Researchers from Cornell University detailed the results of a study that finds the use of the chemical does not necessarily help farmers fight off pests more effectively or achieve better crop yields. Dr. Scott McArt, a professor of entomology at Cornell, says farmers have increasingly used it as an inexpensive method of “insurance” against possible pest outbreaks.

McArt says insects can also develop immunity to the chemical, making it ineffective to quell infestations. He says there are alternatives, including more frequent crop rotation and the use of biological pest controls.

Industry representatives who testified at the hearing argue that neonics are safe and effective. Caydee Savinelli is with the Switzerland-based Syngenta, one of the largest sellers of agricultural pesticides in the world. She says the chemicals are an important aid to farmers responding to climate change, which has caused sudden insect infestations that threaten crops.

“With climate change, we don’t really understand the long-term effects,” Savinelli said. “We certainly know with bumble bees, they’re not as adaptive as some other bees, so that’s a concern.”

Members of the state’s Farm Bureau also testified, saying the chemical is an important part of an integrated pest management system that works to protect pollinators.
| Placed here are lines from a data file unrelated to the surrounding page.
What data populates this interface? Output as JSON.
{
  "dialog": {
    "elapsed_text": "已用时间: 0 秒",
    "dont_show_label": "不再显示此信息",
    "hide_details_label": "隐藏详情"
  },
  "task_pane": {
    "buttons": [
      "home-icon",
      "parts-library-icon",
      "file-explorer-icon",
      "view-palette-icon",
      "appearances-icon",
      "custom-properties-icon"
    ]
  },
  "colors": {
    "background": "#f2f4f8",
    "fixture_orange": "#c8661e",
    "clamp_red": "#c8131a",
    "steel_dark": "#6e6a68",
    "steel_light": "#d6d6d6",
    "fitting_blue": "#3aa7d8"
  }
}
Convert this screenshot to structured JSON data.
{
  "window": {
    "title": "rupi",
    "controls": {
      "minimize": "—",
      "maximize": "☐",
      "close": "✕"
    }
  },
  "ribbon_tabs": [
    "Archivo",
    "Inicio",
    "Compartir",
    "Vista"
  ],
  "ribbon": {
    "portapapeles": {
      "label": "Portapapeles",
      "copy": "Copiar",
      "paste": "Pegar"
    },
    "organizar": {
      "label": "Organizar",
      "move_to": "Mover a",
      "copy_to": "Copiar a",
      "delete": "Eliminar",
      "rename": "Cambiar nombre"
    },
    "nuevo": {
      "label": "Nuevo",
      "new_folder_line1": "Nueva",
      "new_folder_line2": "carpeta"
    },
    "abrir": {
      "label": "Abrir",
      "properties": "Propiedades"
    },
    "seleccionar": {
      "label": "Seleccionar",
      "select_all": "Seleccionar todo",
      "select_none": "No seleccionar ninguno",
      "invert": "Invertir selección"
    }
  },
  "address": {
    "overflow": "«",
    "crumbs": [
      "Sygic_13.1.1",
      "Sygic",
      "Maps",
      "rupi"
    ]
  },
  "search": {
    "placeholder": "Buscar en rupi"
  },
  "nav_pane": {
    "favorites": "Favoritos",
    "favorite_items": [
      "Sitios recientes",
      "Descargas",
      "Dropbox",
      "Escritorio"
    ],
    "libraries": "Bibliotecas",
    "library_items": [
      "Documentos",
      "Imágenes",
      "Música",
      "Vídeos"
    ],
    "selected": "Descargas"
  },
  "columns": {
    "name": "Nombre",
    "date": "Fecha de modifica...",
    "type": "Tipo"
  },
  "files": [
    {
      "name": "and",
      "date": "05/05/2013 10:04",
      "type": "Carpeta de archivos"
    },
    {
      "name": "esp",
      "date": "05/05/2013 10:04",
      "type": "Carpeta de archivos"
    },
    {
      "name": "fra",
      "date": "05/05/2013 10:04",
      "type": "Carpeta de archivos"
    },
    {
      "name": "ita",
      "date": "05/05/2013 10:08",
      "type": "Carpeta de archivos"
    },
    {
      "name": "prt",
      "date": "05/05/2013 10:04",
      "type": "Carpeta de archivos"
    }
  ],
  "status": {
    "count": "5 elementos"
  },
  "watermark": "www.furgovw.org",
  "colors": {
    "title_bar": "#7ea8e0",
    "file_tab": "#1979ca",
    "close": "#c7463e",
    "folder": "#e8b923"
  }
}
They asked the Assembly members to listen to science before deciding to limit their use.

Savinelli, who says her grandfather grew oranges in Florida, says limiting the use of neonics would lead to higher food prices.

“When you look at it across the board, it does increase the cost,” she said.

Savinelli says instead of worrying about the potential harmful effects of the pesticides, more people should plant flower gardens to help support pollinators, and turn off their outside lights at night to protect moths and other nighttime insects.

That led Assemblymember Harvey Epstein to admonish Savinelli and the other industry representatives, for what he says is a failure to consider the potential long-term harm from the chemical.

“I would hope that we aren’t just focusing on the cost of orange juice,” Epstein said. “But what will our societal costs be?”

The measure to limit the use of neonic pesticides has already been approved in the State Senate.

Karen DeWitt is Capitol Bureau chief for New York State Public Radio, a network of public radio stations in New York state. She has covered state government and politics for the network since 1990.